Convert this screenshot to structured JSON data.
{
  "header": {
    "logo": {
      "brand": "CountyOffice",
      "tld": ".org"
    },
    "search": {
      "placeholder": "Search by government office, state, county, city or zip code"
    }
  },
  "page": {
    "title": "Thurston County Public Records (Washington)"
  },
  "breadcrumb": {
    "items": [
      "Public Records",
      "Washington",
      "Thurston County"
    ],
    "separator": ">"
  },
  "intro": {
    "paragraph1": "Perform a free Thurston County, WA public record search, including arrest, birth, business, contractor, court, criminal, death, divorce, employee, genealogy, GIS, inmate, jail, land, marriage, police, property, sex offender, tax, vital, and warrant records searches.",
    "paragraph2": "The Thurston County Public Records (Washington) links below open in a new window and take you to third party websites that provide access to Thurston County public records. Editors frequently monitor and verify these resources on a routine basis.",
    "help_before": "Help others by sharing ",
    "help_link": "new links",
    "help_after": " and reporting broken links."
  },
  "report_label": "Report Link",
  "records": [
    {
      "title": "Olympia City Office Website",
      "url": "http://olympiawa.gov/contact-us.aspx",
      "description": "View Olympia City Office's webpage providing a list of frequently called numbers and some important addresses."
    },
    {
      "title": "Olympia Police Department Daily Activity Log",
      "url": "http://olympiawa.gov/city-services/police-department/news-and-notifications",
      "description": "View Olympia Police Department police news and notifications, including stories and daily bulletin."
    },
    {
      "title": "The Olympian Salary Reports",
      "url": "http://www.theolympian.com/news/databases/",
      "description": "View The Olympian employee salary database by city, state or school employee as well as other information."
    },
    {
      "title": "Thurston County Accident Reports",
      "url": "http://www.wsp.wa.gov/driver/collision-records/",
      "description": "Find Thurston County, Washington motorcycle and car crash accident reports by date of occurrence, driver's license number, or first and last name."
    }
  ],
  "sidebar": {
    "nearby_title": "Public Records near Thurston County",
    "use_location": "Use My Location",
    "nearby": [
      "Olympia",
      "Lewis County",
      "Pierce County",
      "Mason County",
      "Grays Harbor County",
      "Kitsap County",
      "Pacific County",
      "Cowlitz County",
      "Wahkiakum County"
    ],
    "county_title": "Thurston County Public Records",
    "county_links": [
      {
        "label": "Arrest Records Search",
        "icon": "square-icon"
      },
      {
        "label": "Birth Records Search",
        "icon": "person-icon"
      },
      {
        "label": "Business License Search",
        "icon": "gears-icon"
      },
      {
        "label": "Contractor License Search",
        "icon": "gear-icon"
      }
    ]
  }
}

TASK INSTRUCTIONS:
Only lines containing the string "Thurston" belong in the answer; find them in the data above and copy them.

COMPLETED TASK:
    "title": "Thurston County Public Records (Washington)"
      "Thurston County"
    "paragraph1": "Perform a free Thurston County, WA public record search, including arrest, birth, business, contractor, court, criminal, death, divorce, employee, genealogy, GIS, inmate, jail, land, marriage, police, property, sex offender, tax, vital, and warrant records searches.",
    "paragraph2": "The Thurston County Public Records (Washington) links below open in a new window and take you to third party websites that provide access to Thurston County public records. Editors frequently monitor and verify these resources on a routine basis.",
      "title": "Thurston County Accident Reports",
      "description": "Find Thurston County, Washington motorcycle and car crash accident reports by date of occurrence, driver's license number, or first and last name."
    "nearby_title": "Public Records near Thurston County",
    "county_title": "Thurston County Public Records",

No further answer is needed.